Component data from apps and pages:
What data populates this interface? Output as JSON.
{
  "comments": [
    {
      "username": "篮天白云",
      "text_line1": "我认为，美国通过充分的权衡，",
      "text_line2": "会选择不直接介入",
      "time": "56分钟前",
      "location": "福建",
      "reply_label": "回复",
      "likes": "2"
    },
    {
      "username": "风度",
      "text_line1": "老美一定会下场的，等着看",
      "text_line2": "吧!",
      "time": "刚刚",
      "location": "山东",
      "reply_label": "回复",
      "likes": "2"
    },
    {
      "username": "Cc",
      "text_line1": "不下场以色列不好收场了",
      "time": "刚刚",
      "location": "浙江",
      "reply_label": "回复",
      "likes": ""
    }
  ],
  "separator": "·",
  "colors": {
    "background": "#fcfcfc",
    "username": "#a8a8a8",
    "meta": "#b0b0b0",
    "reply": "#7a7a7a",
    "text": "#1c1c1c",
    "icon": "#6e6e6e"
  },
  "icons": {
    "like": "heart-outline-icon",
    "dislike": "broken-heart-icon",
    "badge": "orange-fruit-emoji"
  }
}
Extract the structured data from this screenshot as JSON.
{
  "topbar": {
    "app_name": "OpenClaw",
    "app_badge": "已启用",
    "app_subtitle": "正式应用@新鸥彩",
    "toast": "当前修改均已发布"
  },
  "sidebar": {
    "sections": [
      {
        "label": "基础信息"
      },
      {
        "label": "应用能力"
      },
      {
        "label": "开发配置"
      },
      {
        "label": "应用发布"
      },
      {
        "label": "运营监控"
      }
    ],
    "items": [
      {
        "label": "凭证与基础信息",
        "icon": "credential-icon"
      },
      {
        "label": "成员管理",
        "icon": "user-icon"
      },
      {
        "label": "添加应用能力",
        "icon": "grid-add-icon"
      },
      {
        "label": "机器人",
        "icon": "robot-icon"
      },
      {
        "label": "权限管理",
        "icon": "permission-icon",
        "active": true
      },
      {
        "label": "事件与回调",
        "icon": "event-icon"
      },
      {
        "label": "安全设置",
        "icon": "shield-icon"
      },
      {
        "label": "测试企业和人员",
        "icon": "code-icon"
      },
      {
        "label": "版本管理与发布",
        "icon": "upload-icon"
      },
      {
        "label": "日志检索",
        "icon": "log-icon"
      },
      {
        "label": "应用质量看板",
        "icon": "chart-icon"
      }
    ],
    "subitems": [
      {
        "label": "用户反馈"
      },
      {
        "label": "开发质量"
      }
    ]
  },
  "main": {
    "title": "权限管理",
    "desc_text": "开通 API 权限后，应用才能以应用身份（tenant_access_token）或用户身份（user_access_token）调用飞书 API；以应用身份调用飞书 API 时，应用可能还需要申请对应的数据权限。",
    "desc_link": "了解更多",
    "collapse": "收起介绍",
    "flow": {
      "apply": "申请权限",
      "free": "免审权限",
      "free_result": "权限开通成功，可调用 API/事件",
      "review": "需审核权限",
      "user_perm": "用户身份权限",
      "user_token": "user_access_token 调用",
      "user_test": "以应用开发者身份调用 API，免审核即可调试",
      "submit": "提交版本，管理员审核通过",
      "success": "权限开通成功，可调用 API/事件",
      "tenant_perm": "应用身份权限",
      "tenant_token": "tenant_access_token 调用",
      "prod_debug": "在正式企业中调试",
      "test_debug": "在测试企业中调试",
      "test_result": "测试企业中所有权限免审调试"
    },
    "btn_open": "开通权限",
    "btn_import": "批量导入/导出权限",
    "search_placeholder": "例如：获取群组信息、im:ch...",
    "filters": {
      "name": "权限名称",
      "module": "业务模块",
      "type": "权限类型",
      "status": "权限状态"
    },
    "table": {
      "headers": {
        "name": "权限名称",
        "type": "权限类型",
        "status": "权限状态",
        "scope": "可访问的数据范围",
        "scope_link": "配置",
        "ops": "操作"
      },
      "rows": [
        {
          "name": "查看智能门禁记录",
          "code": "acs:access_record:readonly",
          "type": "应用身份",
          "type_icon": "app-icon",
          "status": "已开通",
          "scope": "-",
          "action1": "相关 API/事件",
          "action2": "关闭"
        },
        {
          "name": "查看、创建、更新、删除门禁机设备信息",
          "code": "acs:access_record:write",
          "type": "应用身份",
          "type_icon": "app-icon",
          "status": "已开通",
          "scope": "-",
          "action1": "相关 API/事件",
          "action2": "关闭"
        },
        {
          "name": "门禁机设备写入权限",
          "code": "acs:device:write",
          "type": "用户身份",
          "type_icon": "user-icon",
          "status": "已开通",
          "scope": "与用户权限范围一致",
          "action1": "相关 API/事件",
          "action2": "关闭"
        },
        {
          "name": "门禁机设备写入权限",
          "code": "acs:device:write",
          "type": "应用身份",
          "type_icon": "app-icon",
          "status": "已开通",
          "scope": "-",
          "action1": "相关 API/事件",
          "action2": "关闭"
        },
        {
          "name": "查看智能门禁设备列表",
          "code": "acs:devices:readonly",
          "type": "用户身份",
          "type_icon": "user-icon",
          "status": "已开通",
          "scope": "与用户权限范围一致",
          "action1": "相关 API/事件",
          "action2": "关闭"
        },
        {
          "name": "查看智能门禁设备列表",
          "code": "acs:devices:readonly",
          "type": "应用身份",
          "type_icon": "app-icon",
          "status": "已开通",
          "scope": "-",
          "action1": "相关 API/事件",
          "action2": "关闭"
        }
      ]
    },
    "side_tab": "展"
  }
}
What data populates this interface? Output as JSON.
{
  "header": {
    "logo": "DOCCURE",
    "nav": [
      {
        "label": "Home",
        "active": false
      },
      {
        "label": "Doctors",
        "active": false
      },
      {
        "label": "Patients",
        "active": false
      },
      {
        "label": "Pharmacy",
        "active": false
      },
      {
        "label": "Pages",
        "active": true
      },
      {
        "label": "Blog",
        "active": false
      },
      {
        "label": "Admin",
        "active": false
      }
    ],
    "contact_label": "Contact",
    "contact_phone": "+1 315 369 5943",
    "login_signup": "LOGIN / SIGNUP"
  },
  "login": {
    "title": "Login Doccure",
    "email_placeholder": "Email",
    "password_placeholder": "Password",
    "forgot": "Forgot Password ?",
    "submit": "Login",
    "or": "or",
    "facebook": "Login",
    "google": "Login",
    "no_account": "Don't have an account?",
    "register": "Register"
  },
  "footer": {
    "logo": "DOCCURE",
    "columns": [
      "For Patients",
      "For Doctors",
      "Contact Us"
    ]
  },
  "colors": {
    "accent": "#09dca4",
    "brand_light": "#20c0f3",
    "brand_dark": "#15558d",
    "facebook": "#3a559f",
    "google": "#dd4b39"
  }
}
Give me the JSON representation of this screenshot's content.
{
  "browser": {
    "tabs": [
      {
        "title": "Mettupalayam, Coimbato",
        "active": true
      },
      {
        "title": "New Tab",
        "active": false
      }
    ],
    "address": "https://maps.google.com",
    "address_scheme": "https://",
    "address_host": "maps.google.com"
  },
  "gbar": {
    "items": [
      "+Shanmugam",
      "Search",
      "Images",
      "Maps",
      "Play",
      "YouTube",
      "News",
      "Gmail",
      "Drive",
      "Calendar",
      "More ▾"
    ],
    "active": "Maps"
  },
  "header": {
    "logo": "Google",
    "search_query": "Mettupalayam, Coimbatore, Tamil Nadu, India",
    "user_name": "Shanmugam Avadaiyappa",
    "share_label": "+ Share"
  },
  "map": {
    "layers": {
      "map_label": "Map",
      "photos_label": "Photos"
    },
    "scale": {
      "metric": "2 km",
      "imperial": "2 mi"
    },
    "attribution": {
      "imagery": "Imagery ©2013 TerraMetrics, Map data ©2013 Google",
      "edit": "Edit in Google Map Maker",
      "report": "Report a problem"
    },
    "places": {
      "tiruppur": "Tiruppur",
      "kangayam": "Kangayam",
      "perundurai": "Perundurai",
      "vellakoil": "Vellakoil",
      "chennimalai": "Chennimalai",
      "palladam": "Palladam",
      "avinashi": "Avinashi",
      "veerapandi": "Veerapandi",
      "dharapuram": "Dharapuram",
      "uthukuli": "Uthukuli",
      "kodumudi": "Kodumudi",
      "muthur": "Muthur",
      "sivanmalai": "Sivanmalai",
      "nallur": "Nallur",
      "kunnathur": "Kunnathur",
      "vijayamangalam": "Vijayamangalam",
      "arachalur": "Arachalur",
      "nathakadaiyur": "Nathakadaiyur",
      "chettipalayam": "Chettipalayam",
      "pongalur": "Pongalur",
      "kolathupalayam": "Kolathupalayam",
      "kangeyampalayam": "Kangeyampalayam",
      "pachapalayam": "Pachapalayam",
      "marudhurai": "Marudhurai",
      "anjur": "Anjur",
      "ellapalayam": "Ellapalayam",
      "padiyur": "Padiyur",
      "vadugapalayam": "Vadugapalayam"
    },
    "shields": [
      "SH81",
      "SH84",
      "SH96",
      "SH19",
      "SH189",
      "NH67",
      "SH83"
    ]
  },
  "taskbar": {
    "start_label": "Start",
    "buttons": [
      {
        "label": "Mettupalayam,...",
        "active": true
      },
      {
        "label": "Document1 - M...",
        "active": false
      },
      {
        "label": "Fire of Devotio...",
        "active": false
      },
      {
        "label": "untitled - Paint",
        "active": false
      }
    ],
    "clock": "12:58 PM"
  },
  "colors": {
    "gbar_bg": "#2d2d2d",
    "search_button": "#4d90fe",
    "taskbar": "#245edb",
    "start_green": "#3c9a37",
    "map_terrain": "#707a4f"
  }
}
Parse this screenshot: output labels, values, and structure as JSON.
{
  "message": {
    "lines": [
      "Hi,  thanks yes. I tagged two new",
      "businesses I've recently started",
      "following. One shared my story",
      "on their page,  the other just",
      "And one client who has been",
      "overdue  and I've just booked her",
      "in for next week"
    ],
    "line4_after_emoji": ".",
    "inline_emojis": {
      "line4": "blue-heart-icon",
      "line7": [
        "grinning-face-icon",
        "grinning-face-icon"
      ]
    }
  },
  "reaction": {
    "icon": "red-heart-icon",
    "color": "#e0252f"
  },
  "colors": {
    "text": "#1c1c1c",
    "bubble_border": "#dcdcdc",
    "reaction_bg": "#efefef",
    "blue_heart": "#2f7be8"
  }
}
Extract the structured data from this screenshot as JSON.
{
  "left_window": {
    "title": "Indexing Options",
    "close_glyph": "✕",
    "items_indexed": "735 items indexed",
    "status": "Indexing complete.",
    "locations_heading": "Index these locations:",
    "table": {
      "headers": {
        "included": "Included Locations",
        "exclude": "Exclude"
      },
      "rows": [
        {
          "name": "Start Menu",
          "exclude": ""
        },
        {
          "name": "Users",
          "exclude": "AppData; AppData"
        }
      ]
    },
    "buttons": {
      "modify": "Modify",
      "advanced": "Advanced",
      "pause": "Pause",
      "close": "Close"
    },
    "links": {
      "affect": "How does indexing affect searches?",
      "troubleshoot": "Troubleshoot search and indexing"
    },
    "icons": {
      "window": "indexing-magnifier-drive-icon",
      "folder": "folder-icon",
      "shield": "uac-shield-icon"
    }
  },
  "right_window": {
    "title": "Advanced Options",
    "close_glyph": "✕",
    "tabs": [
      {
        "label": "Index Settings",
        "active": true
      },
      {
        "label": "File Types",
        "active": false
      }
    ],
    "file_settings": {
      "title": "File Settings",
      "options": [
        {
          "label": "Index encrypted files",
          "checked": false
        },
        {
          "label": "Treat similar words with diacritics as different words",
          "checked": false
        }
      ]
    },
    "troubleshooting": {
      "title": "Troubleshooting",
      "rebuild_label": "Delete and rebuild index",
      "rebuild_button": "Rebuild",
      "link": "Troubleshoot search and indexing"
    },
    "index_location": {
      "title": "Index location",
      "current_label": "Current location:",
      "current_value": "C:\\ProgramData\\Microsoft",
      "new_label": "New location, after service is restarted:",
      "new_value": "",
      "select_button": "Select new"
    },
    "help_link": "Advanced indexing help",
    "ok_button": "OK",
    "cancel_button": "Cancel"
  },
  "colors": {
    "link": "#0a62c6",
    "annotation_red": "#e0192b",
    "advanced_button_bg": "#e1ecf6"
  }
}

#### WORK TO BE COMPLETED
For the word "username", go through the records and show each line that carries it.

#### EXERCISE OUTPUT
      "username": "篮天白云",
      "username": "风度",
      "username": "Cc",
    "username": "#a8a8a8",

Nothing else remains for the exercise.